■ Task statement
The full listing below must be printed exactly, word for word.

━━━━━ Study material

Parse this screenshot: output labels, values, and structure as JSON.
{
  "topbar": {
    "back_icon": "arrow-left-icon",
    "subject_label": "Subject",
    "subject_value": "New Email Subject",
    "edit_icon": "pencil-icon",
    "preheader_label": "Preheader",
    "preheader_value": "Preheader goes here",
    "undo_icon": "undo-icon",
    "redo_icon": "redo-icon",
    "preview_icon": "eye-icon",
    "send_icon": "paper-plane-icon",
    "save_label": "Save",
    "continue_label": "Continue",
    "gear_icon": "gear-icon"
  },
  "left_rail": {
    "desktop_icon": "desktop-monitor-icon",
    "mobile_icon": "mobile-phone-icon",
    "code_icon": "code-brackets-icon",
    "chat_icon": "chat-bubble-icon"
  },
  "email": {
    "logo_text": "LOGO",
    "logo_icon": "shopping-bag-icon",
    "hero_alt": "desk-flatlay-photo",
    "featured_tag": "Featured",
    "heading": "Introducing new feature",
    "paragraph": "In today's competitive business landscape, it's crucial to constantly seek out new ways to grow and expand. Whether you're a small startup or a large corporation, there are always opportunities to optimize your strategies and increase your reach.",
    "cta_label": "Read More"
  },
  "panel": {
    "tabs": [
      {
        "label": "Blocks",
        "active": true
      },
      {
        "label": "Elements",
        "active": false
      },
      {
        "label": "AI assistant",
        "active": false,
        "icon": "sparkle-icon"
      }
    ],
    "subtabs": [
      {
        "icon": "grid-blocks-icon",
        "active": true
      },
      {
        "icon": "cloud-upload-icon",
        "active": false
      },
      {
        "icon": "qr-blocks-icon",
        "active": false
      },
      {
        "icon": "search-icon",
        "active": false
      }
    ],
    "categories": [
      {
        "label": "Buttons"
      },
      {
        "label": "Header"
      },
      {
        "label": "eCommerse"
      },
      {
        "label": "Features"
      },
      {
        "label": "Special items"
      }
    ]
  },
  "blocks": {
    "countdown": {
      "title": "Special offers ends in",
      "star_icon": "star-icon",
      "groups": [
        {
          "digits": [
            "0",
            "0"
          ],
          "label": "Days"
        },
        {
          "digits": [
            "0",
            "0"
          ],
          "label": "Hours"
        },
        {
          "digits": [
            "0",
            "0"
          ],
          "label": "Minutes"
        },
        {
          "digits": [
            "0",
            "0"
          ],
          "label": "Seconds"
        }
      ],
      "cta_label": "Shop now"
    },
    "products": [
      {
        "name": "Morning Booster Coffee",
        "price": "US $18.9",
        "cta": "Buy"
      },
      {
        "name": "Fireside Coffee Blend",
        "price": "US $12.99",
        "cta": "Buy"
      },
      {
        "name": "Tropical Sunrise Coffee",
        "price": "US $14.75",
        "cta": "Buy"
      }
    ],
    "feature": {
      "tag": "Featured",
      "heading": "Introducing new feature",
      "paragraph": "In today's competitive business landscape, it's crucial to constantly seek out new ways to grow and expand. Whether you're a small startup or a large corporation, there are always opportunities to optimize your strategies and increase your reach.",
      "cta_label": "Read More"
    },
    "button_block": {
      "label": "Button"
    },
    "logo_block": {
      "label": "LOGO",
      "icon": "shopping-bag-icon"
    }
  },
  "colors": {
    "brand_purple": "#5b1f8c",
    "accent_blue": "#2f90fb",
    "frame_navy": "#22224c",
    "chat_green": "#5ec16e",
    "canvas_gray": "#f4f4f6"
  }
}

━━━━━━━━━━

■ Answer for this exercise
Parse this screenshot: output labels, values, and structure as JSON.
{
  "topbar": {
    "back_icon": "arrow-left-icon",
    "subject_label": "Subject",
    "subject_value": "New Email Subject",
    "edit_icon": "pencil-icon",
    "preheader_label": "Preheader",
    "preheader_value": "Preheader goes here",
    "undo_icon": "undo-icon",
    "redo_icon": "redo-icon",
    "preview_icon": "eye-icon",
    "send_icon": "paper-plane-icon",
    "save_label": "Save",
    "continue_label": "Continue",
    "gear_icon": "gear-icon"
  },
  "left_rail": {
    "desktop_icon": "desktop-monitor-icon",
    "mobile_icon": "mobile-phone-icon",
    "code_icon": "code-brackets-icon",
    "chat_icon": "chat-bubble-icon"
  },
  "email": {
    "logo_text": "LOGO",
    "logo_icon": "shopping-bag-icon",
    "hero_alt": "desk-flatlay-photo",
    "featured_tag": "Featured",
    "heading": "Introducing new feature",
    "paragraph": "In today's competitive business landscape, it's crucial to constantly seek out new ways to grow and expand. Whether you're a small startup or a large corporation, there are always opportunities to optimize your strategies and increase your reach.",
    "cta_label": "Read More"
  },
  "panel": {
    "tabs": [
      {
        "label": "Blocks",
        "active": true
      },
      {
        "label": "Elements",
        "active": false
      },
      {
        "label": "AI assistant",
        "active": false,
        "icon": "sparkle-icon"
      }
    ],
    "subtabs": [
      {
        "icon": "grid-blocks-icon",
        "active": true
      },
      {
        "icon": "cloud-upload-icon",
        "active": false
      },
      {
        "icon": "qr-blocks-icon",
        "active": false
      },
      {
        "icon": "search-icon",
        "active": false
      }
    ],
    "categories": [
      {
        "label": "Buttons"
      },
      {
        "label": "Header"
      },
      {
        "label": "eCommerse"
      },
      {
        "label": "Features"
      },
      {
        "label": "Special items"
      }
    ]
  },
  "blocks": {
    "countdown": {
      "title": "Special offers ends in",
      "star_icon": "star-icon",
      "groups": [
        {
          "digits": [
            "0",
            "0"
          ],
          "label": "Days"
        },
        {
          "digits": [
            "0",
            "0"
          ],
          "label": "Hours"
        },
        {
          "digits": [
            "0",
            "0"
          ],
          "label": "Minutes"
        },
        {
          "digits": [
            "0",
            "0"
          ],
          "label": "Seconds"
        }
      ],
      "cta_label": "Shop now"
    },
    "products": [
      {
        "name": "Morning Booster Coffee",
        "price": "US $18.9",
        "cta": "Buy"
      },
      {
        "name": "Fireside Coffee Blend",
        "price": "US $12.99",
        "cta": "Buy"
      },
      {
        "name": "Tropical Sunrise Coffee",
        "price": "US $14.75",
        "cta": "Buy"
      }
    ],
    "feature": {
      "tag": "Featured",
      "heading": "Introducing new feature",
      "paragraph": "In today's competitive business landscape, it's crucial to constantly seek out new ways to grow and expand. Whether you're a small startup or a large corporation, there are always opportunities to optimize your strategies and increase your reach.",
      "cta_label": "Read More"
    },
    "button_block": {
      "label": "Button"
    },
    "logo_block": {
      "label": "LOGO",
      "icon": "shopping-bag-icon"
    }
  },
  "colors": {
    "brand_purple": "#5b1f8c",
    "accent_blue": "#2f90fb",
    "frame_navy": "#22224c",
    "chat_green": "#5ec16e",
    "canvas_gray": "#f4f4f6"
  }
}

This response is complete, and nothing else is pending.